Right from the start, you know it’s going to be a fun conversation when Three Dog Night founding member Danny Hutton casually mentions he’s sitting out by the pool on a beautiful Los Angeles morning.
But this isn’t just any pool.
“I bought Alice Cooper’s house up in Laurel Canyon, and I got rid of the snakes,” Hutton says, laughing about the slithering reptilian props Cooper, best known for his ghoulishly great rock music, has used in his live shows for years.
Hutton also assures us Cooper’s former watering hole is filled with nice, sparkling clear water. Not a drop of blood, which most would have seen as par for the course for a swimming pool previously owned by the king of shock rock.
“No, it’s filled with golf balls,” Hutton adds with a big laugh, a reference to Cooper’s passion for golf.
At 77, and with more than 60 years in the music business — the majority of them with Three Dog Night — Hutton has more than earned the right to quit touring, kick off his shoes and look back on a successful career.
But that isn’t Hutton’s style. This year, Hutton and Three Dog Night original guitarist Michael Allsup, along with their band, will play at least 105 shows.
And when they aren’t on the road, they’ve spent considerable time in Hutton’s home studio recording Three Dog Night’s first album since 1986.
During their earliest and most successful years, Three Dog Night was hammered by many critics because they relied too much on covering other artists’ songs.
Their biggest hits — songs like “One,” “Mama Told Me Not To Come,” “Joy to the World,” “Eli’s Coming” and others were written, respectively, by Harry Nilsson, Randy Newman, Hoyt Axton and Laura Nyro.
“We used to get nailed in a bad way about doing covers, and I always liked to say we didn’t cover songs, we resurrected them,” Hutton says, half joking. “Nilsson’s album came out with ‘One’ on it and it didn’t (become a hit). And then we got the song (which hit No. 5) and it kind of helped him. I think on our first album the only cover we did was Otis Redding’s ‘Try a Little Tenderness.’”
But even Redding’s song was a cover. The tune, written in the early 1930s, was recorded seven times, twice by Frank Sinatra in 1947 and 1960.
No one can accuse Hutton or Three Dog Night of poaching previously recorded tunes on the group’s first album in 33 years, which could be finished by the end of August.
“I wrote six of the songs just to show people that I can write and I’m so happy with what we’re doing,” he says.
Three Dog Night will perform at 8 p.m. Thursday and Friday, July 25 and 26, in Sound Waves at Hard Rock Hotel & Casino Atlantic City.
The original group formed in 1967 after Hutton had an idea while listening to some Motown groups. In his opinion, too many Motown acts had one lead singer and several people working behind them.
The idea began to gel after Hutton drove past the old Ambassador Hotel in Los Angeles — home of the former Coconut Grove nightclub — and saw the Concours d’Elegance, a collection of incredibly valuable cars displayed on the hotel’s front lawn.

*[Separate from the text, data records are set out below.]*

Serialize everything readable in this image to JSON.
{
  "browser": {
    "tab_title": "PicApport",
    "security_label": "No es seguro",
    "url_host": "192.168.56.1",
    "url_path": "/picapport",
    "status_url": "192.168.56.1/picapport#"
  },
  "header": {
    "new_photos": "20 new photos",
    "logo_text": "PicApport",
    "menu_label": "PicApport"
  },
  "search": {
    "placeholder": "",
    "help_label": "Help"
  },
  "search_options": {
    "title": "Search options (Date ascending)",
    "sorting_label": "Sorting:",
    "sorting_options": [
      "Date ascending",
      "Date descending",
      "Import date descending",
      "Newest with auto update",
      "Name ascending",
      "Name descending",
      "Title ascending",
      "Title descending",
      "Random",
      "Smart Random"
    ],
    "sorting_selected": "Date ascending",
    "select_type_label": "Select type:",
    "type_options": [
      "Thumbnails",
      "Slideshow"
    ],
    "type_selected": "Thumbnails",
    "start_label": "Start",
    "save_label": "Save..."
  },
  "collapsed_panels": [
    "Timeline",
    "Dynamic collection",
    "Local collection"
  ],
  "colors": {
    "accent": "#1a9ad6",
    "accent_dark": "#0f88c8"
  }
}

“I realized each car was completely different and magnificent,” he says, recalling that pivotal moment.
“And I thought, ‘What if you had three lead singers (in a band) and all three could really sing? I loved all of the Motown groups, they were all wonderful singers. But they’d have one guy singing lead and then there’d be three guys dancing in the background. I thought we could do a group like that, but with no background singers. When we would sing, one guy would be singing the melody, and the other two guys (Chuck Negron and the late Cory Wells) would be singing just as loud on the microphone. It was more like a horn section.”
(Negron developed a serious heroin addiction in the early 1970s, one of the factors that caused the group to split up in 1976. He kicked the habit and now pursues a solo career. Wells died of cancer in 2015.)
Hutton was influenced by many artists as Three Dog Night was gaining a foothold on popular music, but the person who held the most sway over Hutton was one of his best friends — Beach Boys founding member and musical genius Brian Wilson.
“He was like my mentor, so I was around him when he did the whole ‘Pet Sounds’ album,” he says.
Hutton points to the interacting vocals at the end of the Beach Boys’ 1966 hit “God Only Knows” as an example of how “America’s Band” still influenced him as he wrote songs for the new album.
“It’s not just a big chorus, the (music) moves around and they’re very intricate parts,” he says. “I have about four songs that are just crazy where everybody’s singing these celestial parts. So (the album) is going to be really exciting. I think people are going to be very surprised.”
Despite being in his late ’70s, and the last lead singer standing of the original three, Hutton feels Three Dog Night sounds just as good today as they did a half-century ago.
Unlike some groups that try to freshen up songs from years ago, Three Dog Night is going after the sound their longtime fans remember.
“We sound like the records,” Hutton says. “Hopefully, we sound as good or better than we did in the ‘70s. We haven’t lowered the key in any of the songs. There are no rookies. Everybody really knows their stuff.”